[Records provided — start]

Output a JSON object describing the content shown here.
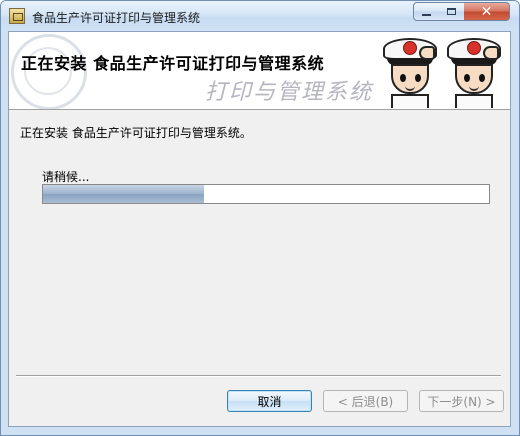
{
  "window": {
    "title": "食品生产许可证打印与管理系统",
    "controls": {
      "minimize": "",
      "maximize": "",
      "close": "✕"
    }
  },
  "banner": {
    "heading": "正在安装 食品生产许可证打印与管理系统",
    "slogan": "打印与管理系统"
  },
  "content": {
    "status": "正在安装 食品生产许可证打印与管理系统。",
    "wait_label": "请稍候...",
    "progress_fraction": 0.36
  },
  "buttons": {
    "cancel": "取消",
    "back": "< 后退(B)",
    "next": "下一步(N) >"
  },
  "colors": {
    "progress_fill": "#9cb2cb",
    "close_button": "#c24a31"
  }
}
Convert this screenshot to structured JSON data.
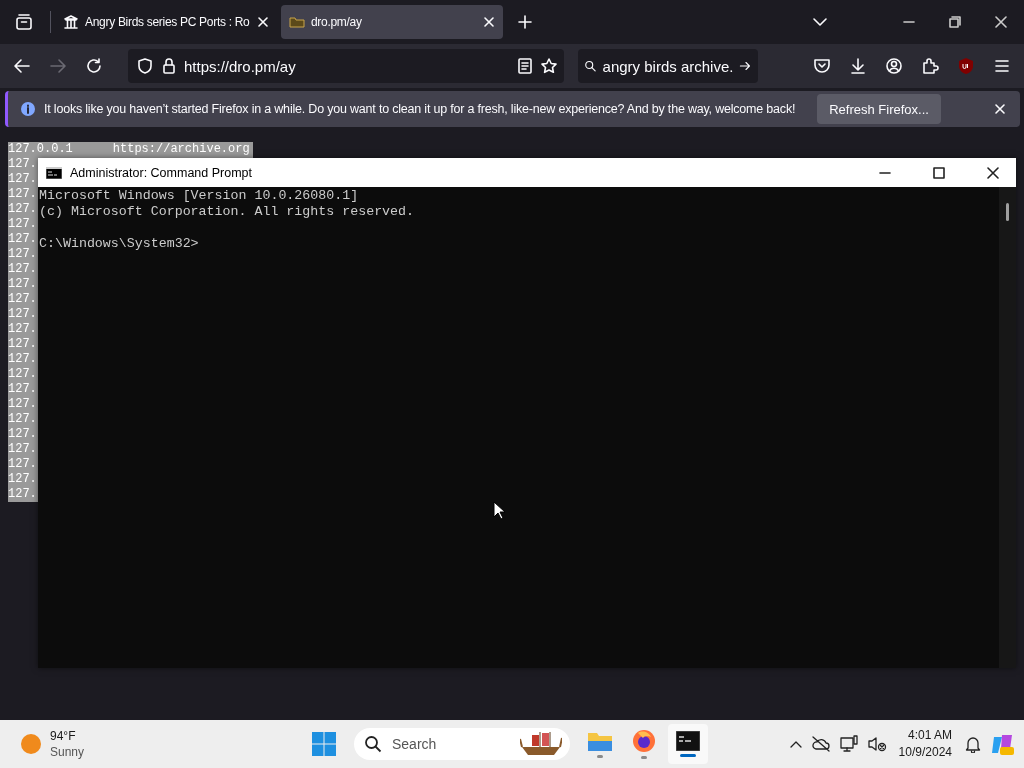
{
  "browser": {
    "tabs": [
      {
        "title": "Angry Birds series PC Ports : Ro",
        "kind": "archive",
        "selected": false
      },
      {
        "title": "dro.pm/ay",
        "kind": "site",
        "selected": true
      }
    ],
    "address": "https://dro.pm/ay",
    "search": "angry birds archive.",
    "notification": {
      "message": "It looks like you haven’t started Firefox in a while. Do you want to clean it up for a fresh, like-new experience? And by the way, welcome back!",
      "button": "Refresh Firefox..."
    }
  },
  "page": {
    "lines": [
      {
        "ip": "127.0.0.1",
        "url": "https://archive.org"
      },
      {
        "ip": "127."
      },
      {
        "ip": "127."
      },
      {
        "ip": "127."
      },
      {
        "ip": "127."
      },
      {
        "ip": "127."
      },
      {
        "ip": "127."
      },
      {
        "ip": "127."
      },
      {
        "ip": "127."
      },
      {
        "ip": "127."
      },
      {
        "ip": "127."
      },
      {
        "ip": "127."
      },
      {
        "ip": "127."
      },
      {
        "ip": "127."
      },
      {
        "ip": "127."
      },
      {
        "ip": "127."
      },
      {
        "ip": "127."
      },
      {
        "ip": "127."
      },
      {
        "ip": "127."
      },
      {
        "ip": "127."
      },
      {
        "ip": "127."
      },
      {
        "ip": "127."
      },
      {
        "ip": "127."
      },
      {
        "ip": "127."
      }
    ]
  },
  "console": {
    "title": "Administrator: Command Prompt",
    "output": [
      "Microsoft Windows [Version 10.0.26080.1]",
      "(c) Microsoft Corporation. All rights reserved."
    ],
    "prompt": "C:\\Windows\\System32>"
  },
  "taskbar": {
    "weather": {
      "temperature": "94°F",
      "condition": "Sunny"
    },
    "search": {
      "placeholder": "Search"
    },
    "apps": [
      {
        "kind": "files",
        "selected": false
      },
      {
        "kind": "firefox",
        "selected": false
      },
      {
        "kind": "terminal",
        "selected": true
      }
    ],
    "time": "4:01 AM",
    "date": "10/9/2024"
  }
}
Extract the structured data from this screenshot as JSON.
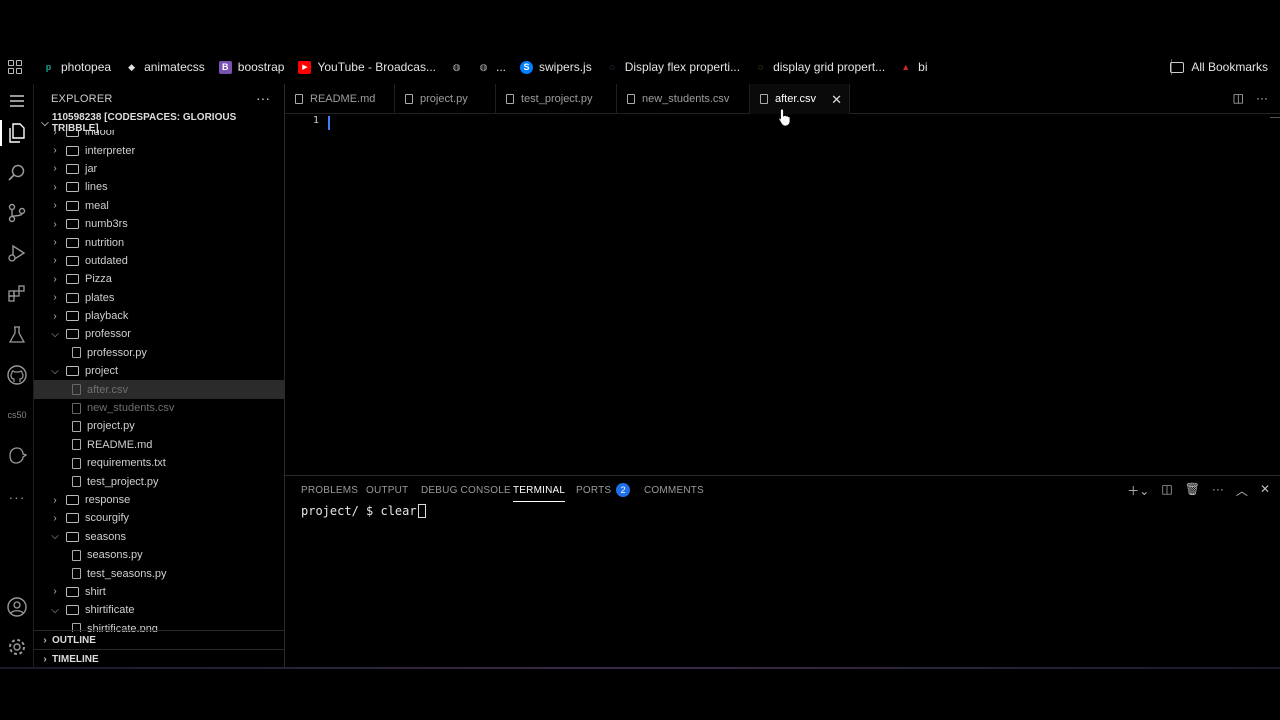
{
  "bookmarks": {
    "items": [
      {
        "label": "photopea",
        "icon": "photopea-icon",
        "color": "#18a497"
      },
      {
        "label": "animatecss",
        "icon": "animatecss-icon",
        "color": "#e3e3e3"
      },
      {
        "label": "boostrap",
        "icon": "bootstrap-icon",
        "color": "#7952b3"
      },
      {
        "label": "YouTube - Broadcas...",
        "icon": "youtube-icon",
        "color": "#ff0000"
      },
      {
        "label": "",
        "icon": "globe-icon",
        "color": "#aaaaaa"
      },
      {
        "label": "...",
        "icon": "globe-icon",
        "color": "#aaaaaa"
      },
      {
        "label": "swipers.js",
        "icon": "swiper-icon",
        "color": "#0080ff"
      },
      {
        "label": "Display flex properti...",
        "icon": "loading-icon",
        "color": "#8a7bd8"
      },
      {
        "label": "display grid propert...",
        "icon": "loading-icon",
        "color": "#e0b84a"
      },
      {
        "label": "bi",
        "icon": "bi-icon",
        "color": "#c62828"
      }
    ],
    "all_bookmarks": "All Bookmarks"
  },
  "sidebar": {
    "title": "EXPLORER",
    "workspace": "110598238 [CODESPACES: GLORIOUS TRIBBLE]",
    "tree": [
      {
        "label": "indoor",
        "type": "folder",
        "open": false,
        "depth": 0
      },
      {
        "label": "interpreter",
        "type": "folder",
        "open": false,
        "depth": 0
      },
      {
        "label": "jar",
        "type": "folder",
        "open": false,
        "depth": 0
      },
      {
        "label": "lines",
        "type": "folder",
        "open": false,
        "depth": 0
      },
      {
        "label": "meal",
        "type": "folder",
        "open": false,
        "depth": 0
      },
      {
        "label": "numb3rs",
        "type": "folder",
        "open": false,
        "depth": 0
      },
      {
        "label": "nutrition",
        "type": "folder",
        "open": false,
        "depth": 0
      },
      {
        "label": "outdated",
        "type": "folder",
        "open": false,
        "depth": 0
      },
      {
        "label": "Pizza",
        "type": "folder",
        "open": false,
        "depth": 0
      },
      {
        "label": "plates",
        "type": "folder",
        "open": false,
        "depth": 0
      },
      {
        "label": "playback",
        "type": "folder",
        "open": false,
        "depth": 0
      },
      {
        "label": "professor",
        "type": "folder",
        "open": true,
        "depth": 0
      },
      {
        "label": "professor.py",
        "type": "file",
        "depth": 1
      },
      {
        "label": "project",
        "type": "folder",
        "open": true,
        "depth": 0
      },
      {
        "label": "after.csv",
        "type": "file",
        "depth": 1,
        "selected": true,
        "dim": true
      },
      {
        "label": "new_students.csv",
        "type": "file",
        "depth": 1,
        "dim": true
      },
      {
        "label": "project.py",
        "type": "file",
        "depth": 1
      },
      {
        "label": "README.md",
        "type": "file",
        "depth": 1
      },
      {
        "label": "requirements.txt",
        "type": "file",
        "depth": 1
      },
      {
        "label": "test_project.py",
        "type": "file",
        "depth": 1
      },
      {
        "label": "response",
        "type": "folder",
        "open": false,
        "depth": 0
      },
      {
        "label": "scourgify",
        "type": "folder",
        "open": false,
        "depth": 0
      },
      {
        "label": "seasons",
        "type": "folder",
        "open": true,
        "depth": 0
      },
      {
        "label": "seasons.py",
        "type": "file",
        "depth": 1
      },
      {
        "label": "test_seasons.py",
        "type": "file",
        "depth": 1
      },
      {
        "label": "shirt",
        "type": "folder",
        "open": false,
        "depth": 0
      },
      {
        "label": "shirtificate",
        "type": "folder",
        "open": true,
        "depth": 0
      },
      {
        "label": "shirtificate.png",
        "type": "file",
        "depth": 1
      }
    ],
    "outline": "OUTLINE",
    "timeline": "TIMELINE"
  },
  "activity_bar": {
    "cs50_label": "cs50"
  },
  "tabs": [
    {
      "label": "README.md",
      "active": false
    },
    {
      "label": "project.py",
      "active": false
    },
    {
      "label": "test_project.py",
      "active": false
    },
    {
      "label": "new_students.csv",
      "active": false
    },
    {
      "label": "after.csv",
      "active": true
    }
  ],
  "editor": {
    "line_number": "1"
  },
  "panel": {
    "tabs": [
      {
        "label": "PROBLEMS"
      },
      {
        "label": "OUTPUT"
      },
      {
        "label": "DEBUG CONSOLE"
      },
      {
        "label": "TERMINAL",
        "active": true
      },
      {
        "label": "PORTS",
        "badge": "2"
      },
      {
        "label": "COMMENTS"
      }
    ],
    "terminal_prompt": "project/ $ clear"
  }
}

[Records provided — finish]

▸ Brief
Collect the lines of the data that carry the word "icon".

▸ Written response
        "icon": "photopea-icon",
        "icon": "animatecss-icon",
        "icon": "bootstrap-icon",
        "icon": "youtube-icon",
        "icon": "globe-icon",
        "icon": "globe-icon",
        "icon": "swiper-icon",
        "icon": "loading-icon",
        "icon": "loading-icon",
        "icon": "bi-icon",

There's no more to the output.